Last night, “Wall/Therapy” founder Ian Wilson moderated a panel discussion featuring Mr. Prvrt, St. Monci, Case, and Cern at School of the Arts, where the group discussed their inspirations, backgrounds, processes, and the social aspect of creating public art. The audience learned that while most of the artists have roots in traditional graffiti, Mr. Prvrt is a proud art-school dropout with a background in printmaking.
St. Monci discussed working intuitively on site-specific pieces, where his biggest influence is the actual space and his own stream-of-consciousness while creating. Most of the artists agreed that their public art work is largely site-specific, while Case stated that he doesn’t necessarily work with the space in mind foremost, but rather “arranges an idea upfront,” paints from photos, and creates fantastical imagery from a blend of experiences and memories.

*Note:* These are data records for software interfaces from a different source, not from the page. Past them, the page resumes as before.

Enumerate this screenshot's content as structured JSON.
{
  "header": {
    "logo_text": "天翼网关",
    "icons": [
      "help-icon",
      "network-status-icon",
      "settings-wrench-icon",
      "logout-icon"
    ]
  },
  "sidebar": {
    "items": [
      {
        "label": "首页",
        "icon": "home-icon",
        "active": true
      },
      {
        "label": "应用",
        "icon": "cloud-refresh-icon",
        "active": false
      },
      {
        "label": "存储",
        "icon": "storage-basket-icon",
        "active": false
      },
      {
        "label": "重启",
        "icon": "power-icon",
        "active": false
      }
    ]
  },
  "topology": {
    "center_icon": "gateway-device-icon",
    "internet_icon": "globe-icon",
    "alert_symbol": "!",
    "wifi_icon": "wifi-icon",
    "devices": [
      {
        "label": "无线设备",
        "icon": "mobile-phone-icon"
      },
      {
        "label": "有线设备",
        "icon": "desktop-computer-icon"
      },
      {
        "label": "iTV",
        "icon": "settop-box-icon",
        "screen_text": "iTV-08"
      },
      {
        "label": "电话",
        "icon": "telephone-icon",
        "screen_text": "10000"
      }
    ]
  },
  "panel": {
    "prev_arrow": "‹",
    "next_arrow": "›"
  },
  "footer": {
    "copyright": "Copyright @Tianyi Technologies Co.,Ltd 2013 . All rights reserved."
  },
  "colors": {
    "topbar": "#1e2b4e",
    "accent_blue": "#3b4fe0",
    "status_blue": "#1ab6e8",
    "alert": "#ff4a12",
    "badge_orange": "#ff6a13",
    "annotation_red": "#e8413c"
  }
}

When one audience member asked about the purpose of creating street art versus art in the sanctified gallery space, Cern passionately expressed being troubled by so many cities’ choices between gray walls and being dominated by advertizements. “Who is controlling the public space is very important,” he says, and all of the artists agreed that they feel aware of both the privilege and the responsibility to give back to the community and influence youth positively.